§ Directions for this task
Starting at the line that holds "Read all visible content and emit it as JSON.", set down each line through the end of the listing, exactly as written and with nothing added.

§ Data to examine
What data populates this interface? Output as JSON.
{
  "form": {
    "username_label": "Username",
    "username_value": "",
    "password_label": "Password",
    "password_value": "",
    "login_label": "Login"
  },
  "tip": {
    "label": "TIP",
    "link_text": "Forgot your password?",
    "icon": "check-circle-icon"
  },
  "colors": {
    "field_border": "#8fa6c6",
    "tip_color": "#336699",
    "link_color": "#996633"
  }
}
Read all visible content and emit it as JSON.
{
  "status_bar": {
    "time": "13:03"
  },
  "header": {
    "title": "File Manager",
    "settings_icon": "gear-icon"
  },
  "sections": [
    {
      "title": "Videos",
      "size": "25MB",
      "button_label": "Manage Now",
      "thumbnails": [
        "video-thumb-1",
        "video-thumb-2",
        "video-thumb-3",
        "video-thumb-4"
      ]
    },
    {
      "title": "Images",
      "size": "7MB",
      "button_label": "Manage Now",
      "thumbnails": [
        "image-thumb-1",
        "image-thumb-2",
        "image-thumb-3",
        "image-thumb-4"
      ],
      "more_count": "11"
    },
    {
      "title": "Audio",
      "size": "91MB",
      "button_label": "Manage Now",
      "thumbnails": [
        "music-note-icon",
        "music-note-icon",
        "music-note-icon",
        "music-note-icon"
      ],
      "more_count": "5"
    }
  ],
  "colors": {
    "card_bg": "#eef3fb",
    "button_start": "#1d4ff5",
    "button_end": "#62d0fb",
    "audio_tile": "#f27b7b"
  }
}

§ Answer to this exercise
Read all visible content and emit it as JSON.
{
  "status_bar": {
    "time": "13:03"
  },
  "header": {
    "title": "File Manager",
    "settings_icon": "gear-icon"
  },
  "sections": [
    {
      "title": "Videos",
      "size": "25MB",
      "button_label": "Manage Now",
      "thumbnails": [
        "video-thumb-1",
        "video-thumb-2",
        "video-thumb-3",
        "video-thumb-4"
      ]
    },
    {
      "title": "Images",
      "size": "7MB",
      "button_label": "Manage Now",
      "thumbnails": [
        "image-thumb-1",
        "image-thumb-2",
        "image-thumb-3",
        "image-thumb-4"
      ],
      "more_count": "11"
    },
    {
      "title": "Audio",
      "size": "91MB",
      "button_label": "Manage Now",
      "thumbnails": [
        "music-note-icon",
        "music-note-icon",
        "music-note-icon",
        "music-note-icon"
      ],
      "more_count": "5"
    }
  ],
  "colors": {
    "card_bg": "#eef3fb",
    "button_start": "#1d4ff5",
    "button_end": "#62d0fb",
    "audio_tile": "#f27b7b"
  }
}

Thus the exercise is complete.